The De Smet City Councilors voted 5 to 1 during their May 13 meeting to loosen the limits on the number of customers to be allowed at one time in the bars, restaurants, health centers, entertainment venues and businesses of De Smet.
The Council determined at their monthly meeting to follow the guidelines of the National Center for Disease Control, and many other South Dakota communities, regarding reopening amid the COVID-19 safeguards and permit 50% of the businesses’ normal occupancy allowance to be effective immediately. The Council had previously set a limit of 25 people, excluding employees, at each food/beverage establishment and at the De Smet Event and Wellness Center.
The motion by Councilor George Cavanaugh included that this rule would be in effect until the Council meets again at their regularly scheduled meeting on June 10. The restriction of 6 feet between tables still remains in effect. Councilman Jay Slater has remained opposed to the reopening of the businesses.
Discussion was held in regard to the reopening of City Hall and the City Library, and members decided that they remain closed until June 10 when it will be reviewed by the Council. The city restrooms and shower facilities will reopen at the parks.
A great deal of time and discussion was once again held on De Smet airport projects. Councilman Lowell Hansen requested that the city consider constructing a containment pad at the airport at a cost of $12,912 to protect from future contamination of any fluids and to establish a baseline for future testing. Slater spoke by video, agreeing that this would be a good investment for the future and would be more user friendly for aerial applicators, hopefully increasing the usage of the airport. He suggested that there could be possible financial assistance with the federal government’s CARES Act. This discussion was tabled to gather more information.
A change order was approved for an increase in the Taxilane and Hardstand Improvement project at the airport with the understanding that this was still within the current grant that was received for the project.
Isaac Wilde appeared by video requesting to lease additional land for his aerial spraying business. Approval was given for a lease by Wilde of an 80 by 130-foot lot with care to be given to a recently seeded area.
Other action taken by the Council:
The Kingsbury Journal was selected as the official newspaper for the city.
Wes Clubb, manager of the summer baseball program, reported that youth baseball games will begin on June 4. The amount of $3,600 will be given to the program for supplies and pay for assistant coaches for travel and expenses. Background checks will be conducted for all summer recreation staff, including the baseball coaches.
Finance Officer Tracey Larson announced that the city was approved for a $565,000 State Revolving Fund loan for the water looping project to install approximately 2,040 linear feet of 6-inch water mains, installation of fire hydrants, valves, and street repairs.
Five building permit applications were approved, including three fences and two decks. An application by Jenney Grover for a small accessory house to be constructed in her backyard was denied, and two proposed additions for Troy Halverson will be given more review.

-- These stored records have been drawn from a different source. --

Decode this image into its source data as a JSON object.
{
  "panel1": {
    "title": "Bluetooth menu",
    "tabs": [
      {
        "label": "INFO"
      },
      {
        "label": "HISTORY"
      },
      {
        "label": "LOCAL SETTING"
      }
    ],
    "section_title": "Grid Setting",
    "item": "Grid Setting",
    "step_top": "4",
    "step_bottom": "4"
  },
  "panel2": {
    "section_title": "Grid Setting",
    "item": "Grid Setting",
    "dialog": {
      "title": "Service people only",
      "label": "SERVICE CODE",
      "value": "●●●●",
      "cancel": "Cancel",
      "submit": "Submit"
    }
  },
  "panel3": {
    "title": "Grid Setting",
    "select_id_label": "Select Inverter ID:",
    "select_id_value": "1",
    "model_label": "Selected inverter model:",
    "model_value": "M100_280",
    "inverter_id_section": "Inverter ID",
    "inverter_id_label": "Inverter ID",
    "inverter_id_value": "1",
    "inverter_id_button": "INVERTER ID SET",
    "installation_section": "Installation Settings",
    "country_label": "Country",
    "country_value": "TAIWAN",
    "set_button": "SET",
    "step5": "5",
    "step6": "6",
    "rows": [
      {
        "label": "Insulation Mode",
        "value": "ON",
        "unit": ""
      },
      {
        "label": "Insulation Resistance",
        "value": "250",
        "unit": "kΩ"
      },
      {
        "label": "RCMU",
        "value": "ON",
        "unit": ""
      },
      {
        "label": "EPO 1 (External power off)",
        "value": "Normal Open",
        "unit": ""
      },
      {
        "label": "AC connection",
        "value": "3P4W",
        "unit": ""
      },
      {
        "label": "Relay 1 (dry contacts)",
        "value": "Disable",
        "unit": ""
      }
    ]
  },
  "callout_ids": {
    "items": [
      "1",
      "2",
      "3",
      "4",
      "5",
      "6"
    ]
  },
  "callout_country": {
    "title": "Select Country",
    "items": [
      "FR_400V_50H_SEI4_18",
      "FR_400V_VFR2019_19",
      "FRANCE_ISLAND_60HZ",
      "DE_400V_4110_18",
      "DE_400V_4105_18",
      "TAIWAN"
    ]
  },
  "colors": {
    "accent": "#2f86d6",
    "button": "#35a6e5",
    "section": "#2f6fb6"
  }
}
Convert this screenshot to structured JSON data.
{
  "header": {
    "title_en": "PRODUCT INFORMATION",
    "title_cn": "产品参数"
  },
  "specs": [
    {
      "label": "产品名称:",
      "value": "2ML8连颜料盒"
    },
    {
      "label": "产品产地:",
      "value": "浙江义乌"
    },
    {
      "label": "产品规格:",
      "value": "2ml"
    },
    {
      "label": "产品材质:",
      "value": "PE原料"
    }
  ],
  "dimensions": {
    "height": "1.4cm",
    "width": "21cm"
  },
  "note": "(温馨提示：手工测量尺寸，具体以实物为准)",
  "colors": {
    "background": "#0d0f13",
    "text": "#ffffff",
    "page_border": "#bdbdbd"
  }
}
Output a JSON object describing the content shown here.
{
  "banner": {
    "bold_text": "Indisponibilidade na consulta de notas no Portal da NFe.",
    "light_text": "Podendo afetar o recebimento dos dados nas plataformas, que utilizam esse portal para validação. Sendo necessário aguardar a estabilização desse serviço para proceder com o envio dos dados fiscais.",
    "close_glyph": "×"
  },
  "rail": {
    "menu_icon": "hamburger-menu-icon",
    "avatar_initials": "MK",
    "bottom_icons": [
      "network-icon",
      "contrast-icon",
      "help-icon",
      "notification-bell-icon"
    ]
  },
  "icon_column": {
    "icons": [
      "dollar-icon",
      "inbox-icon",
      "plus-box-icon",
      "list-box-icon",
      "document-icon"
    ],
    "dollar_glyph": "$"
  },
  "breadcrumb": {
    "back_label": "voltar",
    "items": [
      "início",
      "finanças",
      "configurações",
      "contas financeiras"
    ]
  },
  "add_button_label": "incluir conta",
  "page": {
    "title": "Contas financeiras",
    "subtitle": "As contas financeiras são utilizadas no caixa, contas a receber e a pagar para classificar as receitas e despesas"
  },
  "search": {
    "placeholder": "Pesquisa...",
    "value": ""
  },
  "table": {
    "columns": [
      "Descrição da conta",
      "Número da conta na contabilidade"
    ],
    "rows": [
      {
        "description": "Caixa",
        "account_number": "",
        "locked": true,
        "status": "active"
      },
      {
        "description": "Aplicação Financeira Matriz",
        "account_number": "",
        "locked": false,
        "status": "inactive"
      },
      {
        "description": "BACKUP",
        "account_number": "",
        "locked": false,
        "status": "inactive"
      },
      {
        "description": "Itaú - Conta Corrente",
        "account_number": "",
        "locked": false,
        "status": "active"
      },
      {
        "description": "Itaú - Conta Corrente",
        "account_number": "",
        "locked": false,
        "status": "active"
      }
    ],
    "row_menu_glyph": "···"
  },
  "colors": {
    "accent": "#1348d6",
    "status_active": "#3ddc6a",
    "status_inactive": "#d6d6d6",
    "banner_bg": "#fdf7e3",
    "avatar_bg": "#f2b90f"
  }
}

Rita Anderson reported the Development Corporation is moving forward on several projects, including the Kingsbury Journal, a new day care center and additional housing projects.
Councilor Hansen suggested studying the longevity of the water tower in town, which is almost 100 years old.